▸ Activity:
What follows is a listing. Return every line of it exactly.

▸ Supplied material:
■ ■ ■ ■ ■

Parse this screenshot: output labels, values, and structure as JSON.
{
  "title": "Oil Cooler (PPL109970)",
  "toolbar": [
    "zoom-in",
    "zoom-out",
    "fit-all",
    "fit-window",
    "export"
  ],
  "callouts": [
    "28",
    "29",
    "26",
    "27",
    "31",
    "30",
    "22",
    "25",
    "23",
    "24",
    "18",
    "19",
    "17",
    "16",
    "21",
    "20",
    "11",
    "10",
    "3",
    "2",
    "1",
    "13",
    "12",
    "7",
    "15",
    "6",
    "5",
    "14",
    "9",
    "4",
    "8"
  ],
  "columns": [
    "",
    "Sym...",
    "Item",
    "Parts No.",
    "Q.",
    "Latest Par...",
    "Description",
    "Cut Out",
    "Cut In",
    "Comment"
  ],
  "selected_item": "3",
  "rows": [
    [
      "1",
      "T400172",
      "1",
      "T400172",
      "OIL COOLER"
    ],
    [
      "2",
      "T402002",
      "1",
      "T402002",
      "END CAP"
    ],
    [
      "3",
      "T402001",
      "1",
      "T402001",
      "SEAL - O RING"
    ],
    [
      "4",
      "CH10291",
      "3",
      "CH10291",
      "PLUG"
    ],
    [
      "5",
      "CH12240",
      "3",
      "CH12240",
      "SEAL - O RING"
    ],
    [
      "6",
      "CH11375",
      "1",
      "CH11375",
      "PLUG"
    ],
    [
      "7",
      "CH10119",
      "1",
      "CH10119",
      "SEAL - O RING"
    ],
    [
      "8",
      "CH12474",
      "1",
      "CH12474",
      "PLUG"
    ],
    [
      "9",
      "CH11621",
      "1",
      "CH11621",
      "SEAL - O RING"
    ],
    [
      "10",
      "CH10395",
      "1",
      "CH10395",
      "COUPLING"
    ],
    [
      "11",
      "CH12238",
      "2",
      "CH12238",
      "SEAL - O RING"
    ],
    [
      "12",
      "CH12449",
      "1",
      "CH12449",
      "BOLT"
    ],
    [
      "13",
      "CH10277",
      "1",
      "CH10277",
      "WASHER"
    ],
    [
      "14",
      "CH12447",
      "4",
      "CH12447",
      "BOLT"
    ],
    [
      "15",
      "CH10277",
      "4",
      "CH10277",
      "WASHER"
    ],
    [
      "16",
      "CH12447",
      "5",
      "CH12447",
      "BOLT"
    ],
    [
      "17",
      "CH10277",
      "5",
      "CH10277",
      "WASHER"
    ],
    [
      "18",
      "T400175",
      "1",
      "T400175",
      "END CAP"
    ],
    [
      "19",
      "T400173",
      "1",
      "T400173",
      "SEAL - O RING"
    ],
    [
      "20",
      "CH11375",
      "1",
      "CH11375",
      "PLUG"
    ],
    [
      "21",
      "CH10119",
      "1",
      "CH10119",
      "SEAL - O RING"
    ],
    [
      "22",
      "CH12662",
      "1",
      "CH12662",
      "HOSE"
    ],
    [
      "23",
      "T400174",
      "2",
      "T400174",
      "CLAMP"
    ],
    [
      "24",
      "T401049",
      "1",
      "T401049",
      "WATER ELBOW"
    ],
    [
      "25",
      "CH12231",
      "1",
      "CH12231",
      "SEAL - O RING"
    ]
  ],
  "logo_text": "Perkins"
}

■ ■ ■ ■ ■

▸ Response below:
Parse this screenshot: output labels, values, and structure as JSON.
{
  "title": "Oil Cooler (PPL109970)",
  "toolbar": [
    "zoom-in",
    "zoom-out",
    "fit-all",
    "fit-window",
    "export"
  ],
  "callouts": [
    "28",
    "29",
    "26",
    "27",
    "31",
    "30",
    "22",
    "25",
    "23",
    "24",
    "18",
    "19",
    "17",
    "16",
    "21",
    "20",
    "11",
    "10",
    "3",
    "2",
    "1",
    "13",
    "12",
    "7",
    "15",
    "6",
    "5",
    "14",
    "9",
    "4",
    "8"
  ],
  "columns": [
    "",
    "Sym...",
    "Item",
    "Parts No.",
    "Q.",
    "Latest Par...",
    "Description",
    "Cut Out",
    "Cut In",
    "Comment"
  ],
  "selected_item": "3",
  "rows": [
    [
      "1",
      "T400172",
      "1",
      "T400172",
      "OIL COOLER"
    ],
    [
      "2",
      "T402002",
      "1",
      "T402002",
      "END CAP"
    ],
    [
      "3",
      "T402001",
      "1",
      "T402001",
      "SEAL - O RING"
    ],
    [
      "4",
      "CH10291",
      "3",
      "CH10291",
      "PLUG"
    ],
    [
      "5",
      "CH12240",
      "3",
      "CH12240",
      "SEAL - O RING"
    ],
    [
      "6",
      "CH11375",
      "1",
      "CH11375",
      "PLUG"
    ],
    [
      "7",
      "CH10119",
      "1",
      "CH10119",
      "SEAL - O RING"
    ],
    [
      "8",
      "CH12474",
      "1",
      "CH12474",
      "PLUG"
    ],
    [
      "9",
      "CH11621",
      "1",
      "CH11621",
      "SEAL - O RING"
    ],
    [
      "10",
      "CH10395",
      "1",
      "CH10395",
      "COUPLING"
    ],
    [
      "11",
      "CH12238",
      "2",
      "CH12238",
      "SEAL - O RING"
    ],
    [
      "12",
      "CH12449",
      "1",
      "CH12449",
      "BOLT"
    ],
    [
      "13",
      "CH10277",
      "1",
      "CH10277",
      "WASHER"
    ],
    [
      "14",
      "CH12447",
      "4",
      "CH12447",
      "BOLT"
    ],
    [
      "15",
      "CH10277",
      "4",
      "CH10277",
      "WASHER"
    ],
    [
      "16",
      "CH12447",
      "5",
      "CH12447",
      "BOLT"
    ],
    [
      "17",
      "CH10277",
      "5",
      "CH10277",
      "WASHER"
    ],
    [
      "18",
      "T400175",
      "1",
      "T400175",
      "END CAP"
    ],
    [
      "19",
      "T400173",
      "1",
      "T400173",
      "SEAL - O RING"
    ],
    [
      "20",
      "CH11375",
      "1",
      "CH11375",
      "PLUG"
    ],
    [
      "21",
      "CH10119",
      "1",
      "CH10119",
      "SEAL - O RING"
    ],
    [
      "22",
      "CH12662",
      "1",
      "CH12662",
      "HOSE"
    ],
    [
      "23",
      "T400174",
      "2",
      "T400174",
      "CLAMP"
    ],
    [
      "24",
      "T401049",
      "1",
      "T401049",
      "WATER ELBOW"
    ],
    [
      "25",
      "CH12231",
      "1",
      "CH12231",
      "SEAL - O RING"
    ]
  ],
  "logo_text": "Perkins"
}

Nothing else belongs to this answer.